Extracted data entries
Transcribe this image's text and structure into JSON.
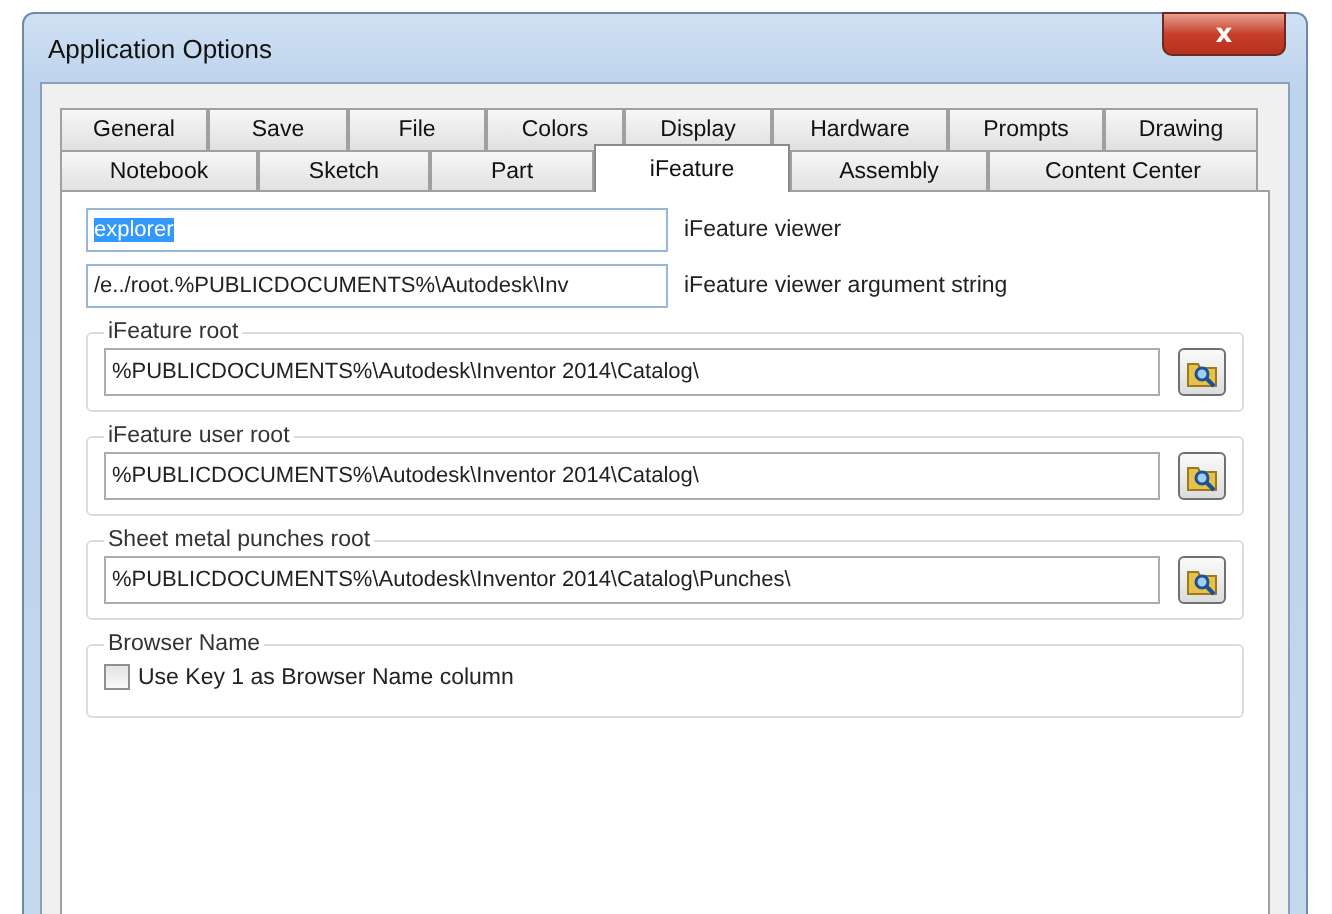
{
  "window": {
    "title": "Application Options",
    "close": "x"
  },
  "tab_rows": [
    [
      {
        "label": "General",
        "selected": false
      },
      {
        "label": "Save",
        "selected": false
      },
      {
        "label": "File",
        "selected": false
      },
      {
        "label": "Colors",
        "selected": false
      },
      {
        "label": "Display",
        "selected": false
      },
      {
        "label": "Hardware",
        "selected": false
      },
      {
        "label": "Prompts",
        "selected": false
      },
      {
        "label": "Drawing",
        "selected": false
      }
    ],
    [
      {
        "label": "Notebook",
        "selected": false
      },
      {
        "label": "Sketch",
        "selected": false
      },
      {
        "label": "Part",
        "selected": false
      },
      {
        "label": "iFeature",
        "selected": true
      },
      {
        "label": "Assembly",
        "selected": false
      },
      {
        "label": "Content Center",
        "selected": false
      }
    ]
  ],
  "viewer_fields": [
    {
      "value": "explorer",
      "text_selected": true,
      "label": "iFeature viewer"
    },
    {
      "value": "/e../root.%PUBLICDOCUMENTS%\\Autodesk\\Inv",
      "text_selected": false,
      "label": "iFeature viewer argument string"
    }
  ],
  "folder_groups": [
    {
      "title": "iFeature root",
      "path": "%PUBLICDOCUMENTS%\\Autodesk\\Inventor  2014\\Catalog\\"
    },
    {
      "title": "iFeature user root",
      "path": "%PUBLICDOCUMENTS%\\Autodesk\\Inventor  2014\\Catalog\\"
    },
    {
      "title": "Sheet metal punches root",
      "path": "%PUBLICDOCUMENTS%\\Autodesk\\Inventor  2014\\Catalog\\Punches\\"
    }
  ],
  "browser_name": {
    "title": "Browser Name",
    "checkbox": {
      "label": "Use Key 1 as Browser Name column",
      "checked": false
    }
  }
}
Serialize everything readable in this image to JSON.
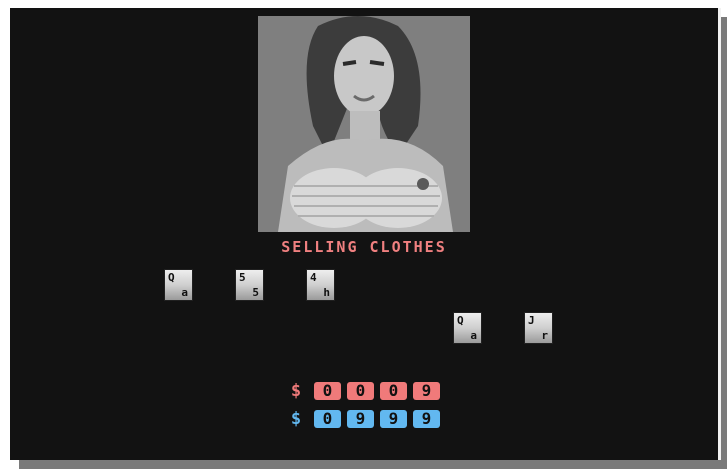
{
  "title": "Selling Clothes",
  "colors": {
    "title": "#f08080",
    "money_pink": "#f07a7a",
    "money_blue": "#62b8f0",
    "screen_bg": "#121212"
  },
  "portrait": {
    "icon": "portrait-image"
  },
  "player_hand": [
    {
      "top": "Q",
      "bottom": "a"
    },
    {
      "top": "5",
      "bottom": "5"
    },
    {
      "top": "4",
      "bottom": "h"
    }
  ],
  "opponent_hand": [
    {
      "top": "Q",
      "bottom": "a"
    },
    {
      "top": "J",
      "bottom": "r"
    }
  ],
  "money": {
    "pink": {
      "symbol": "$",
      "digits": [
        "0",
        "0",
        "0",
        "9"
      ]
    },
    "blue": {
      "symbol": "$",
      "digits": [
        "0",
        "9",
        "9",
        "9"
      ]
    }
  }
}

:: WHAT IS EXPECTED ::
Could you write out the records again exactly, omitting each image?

:: TASK SOLUTION ::
Transcribe this image's text and structure into JSON.
{
  "window": {
    "title": "Application Options",
    "close": "x"
  },
  "tab_rows": [
    [
      {
        "label": "General",
        "selected": false
      },
      {
        "label": "Save",
        "selected": false
      },
      {
        "label": "File",
        "selected": false
      },
      {
        "label": "Colors",
        "selected": false
      },
      {
        "label": "Display",
        "selected": false
      },
      {
        "label": "Hardware",
        "selected": false
      },
      {
        "label": "Prompts",
        "selected": false
      },
      {
        "label": "Drawing",
        "selected": false
      }
    ],
    [
      {
        "label": "Notebook",
        "selected": false
      },
      {
        "label": "Sketch",
        "selected": false
      },
      {
        "label": "Part",
        "selected": false
      },
      {
        "label": "iFeature",
        "selected": true
      },
      {
        "label": "Assembly",
        "selected": false
      },
      {
        "label": "Content Center",
        "selected": false
      }
    ]
  ],
  "viewer_fields": [
    {
      "value": "explorer",
      "text_selected": true,
      "label": "iFeature viewer"
    },
    {
      "value": "/e../root.%PUBLICDOCUMENTS%\\Autodesk\\Inv",
      "text_selected": false,
      "label": "iFeature viewer argument string"
    }
  ],
  "folder_groups": [
    {
      "title": "iFeature root",
      "path": "%PUBLICDOCUMENTS%\\Autodesk\\Inventor  2014\\Catalog\\"
    },
    {
      "title": "iFeature user root",
      "path": "%PUBLICDOCUMENTS%\\Autodesk\\Inventor  2014\\Catalog\\"
    },
    {
      "title": "Sheet metal punches root",
      "path": "%PUBLICDOCUMENTS%\\Autodesk\\Inventor  2014\\Catalog\\Punches\\"
    }
  ],
  "browser_name": {
    "title": "Browser Name",
    "checkbox": {
      "label": "Use Key 1 as Browser Name column",
      "checked": false
    }
  }
}
Serialize everything readable in this image to JSON.
{
  "title": "Selling Clothes",
  "colors": {
    "title": "#f08080",
    "money_pink": "#f07a7a",
    "money_blue": "#62b8f0",
    "screen_bg": "#121212"
  },
  "portrait": {
    "icon": "portrait-image"
  },
  "player_hand": [
    {
      "top": "Q",
      "bottom": "a"
    },
    {
      "top": "5",
      "bottom": "5"
    },
    {
      "top": "4",
      "bottom": "h"
    }
  ],
  "opponent_hand": [
    {
      "top": "Q",
      "bottom": "a"
    },
    {
      "top": "J",
      "bottom": "r"
    }
  ],
  "money": {
    "pink": {
      "symbol": "$",
      "digits": [
        "0",
        "0",
        "0",
        "9"
      ]
    },
    "blue": {
      "symbol": "$",
      "digits": [
        "0",
        "9",
        "9",
        "9"
      ]
    }
  }
}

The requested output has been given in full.